A total of 10 persons (including 4 women) from four countries (Ghana, Nigeria, South Africa, and Zambia) participated from Monday, October 26 to Friday, October 30 and completed the program without hitch.
Due to the impact of the Covid-19 pandemic, the participants took part in the online program from their workplace or home, but all of them managed to receive the full program according to schedule.
The following were the main points of the action plans proposed by the participants:
(1) “I would like to introduce a system like Japan’s labour-management consultations and collective bargaining in enterprise-based unions and local community unions. In addition, by making such policy proposals, I want to link them to the enactment of legislation.” (Zambia)
(2) “I was extremely interested in the activities of the labour banks. Financial regulations are strict in my country, so careful consideration is needed to determine whether a similar system can be introduced. But I want to try and build such a system.” (South Africa)
(3) “I want to launch a labour consultations platform linking senior trade union officials and workers. And I want to take up the matters identified through these consultations as priority policy issues.” (Ghana)
(4) “I deepened my knowledge of the need for a productivity movement advocating the three guiding principles of productivity and the role of trade unions. From now on I want to make efforts to build industrial relations through labour-management dialogue.” (Nigeria)
|■||RENGO (Japanese Trade Union Confederation)||■||Japan Productivity Center|

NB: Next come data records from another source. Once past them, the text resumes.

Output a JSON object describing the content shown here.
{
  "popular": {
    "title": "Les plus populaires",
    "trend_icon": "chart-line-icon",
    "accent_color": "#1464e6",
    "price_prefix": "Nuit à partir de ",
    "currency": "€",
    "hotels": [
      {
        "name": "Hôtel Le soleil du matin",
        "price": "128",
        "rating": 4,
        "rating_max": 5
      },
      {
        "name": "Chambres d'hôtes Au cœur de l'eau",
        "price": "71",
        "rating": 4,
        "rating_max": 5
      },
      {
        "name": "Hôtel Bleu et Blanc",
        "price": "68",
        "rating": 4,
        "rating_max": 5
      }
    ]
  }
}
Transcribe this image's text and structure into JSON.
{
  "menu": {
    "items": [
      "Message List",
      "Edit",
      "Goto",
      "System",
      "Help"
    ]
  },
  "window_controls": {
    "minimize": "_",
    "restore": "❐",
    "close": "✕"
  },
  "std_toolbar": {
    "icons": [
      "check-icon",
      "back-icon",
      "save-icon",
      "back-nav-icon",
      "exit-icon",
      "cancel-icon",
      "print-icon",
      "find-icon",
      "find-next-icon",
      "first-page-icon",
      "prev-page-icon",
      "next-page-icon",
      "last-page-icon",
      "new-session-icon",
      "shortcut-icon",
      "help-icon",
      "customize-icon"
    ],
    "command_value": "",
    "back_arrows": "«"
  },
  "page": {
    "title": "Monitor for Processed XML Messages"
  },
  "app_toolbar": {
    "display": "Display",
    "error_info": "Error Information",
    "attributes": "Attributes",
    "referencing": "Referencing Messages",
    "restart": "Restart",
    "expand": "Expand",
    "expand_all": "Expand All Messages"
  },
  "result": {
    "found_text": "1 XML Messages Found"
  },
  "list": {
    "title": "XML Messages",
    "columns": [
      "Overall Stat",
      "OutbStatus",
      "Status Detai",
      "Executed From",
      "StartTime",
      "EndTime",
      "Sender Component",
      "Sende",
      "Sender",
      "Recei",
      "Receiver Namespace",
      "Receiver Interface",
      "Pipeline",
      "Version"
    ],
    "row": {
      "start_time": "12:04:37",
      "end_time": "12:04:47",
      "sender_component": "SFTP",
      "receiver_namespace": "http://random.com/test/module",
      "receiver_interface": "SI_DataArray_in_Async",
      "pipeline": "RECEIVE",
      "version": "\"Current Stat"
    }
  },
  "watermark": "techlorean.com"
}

|■||Nippon Keidanren (Japan Business Federation)||■||National Association of Labour Banks|
Many thanks to everyone.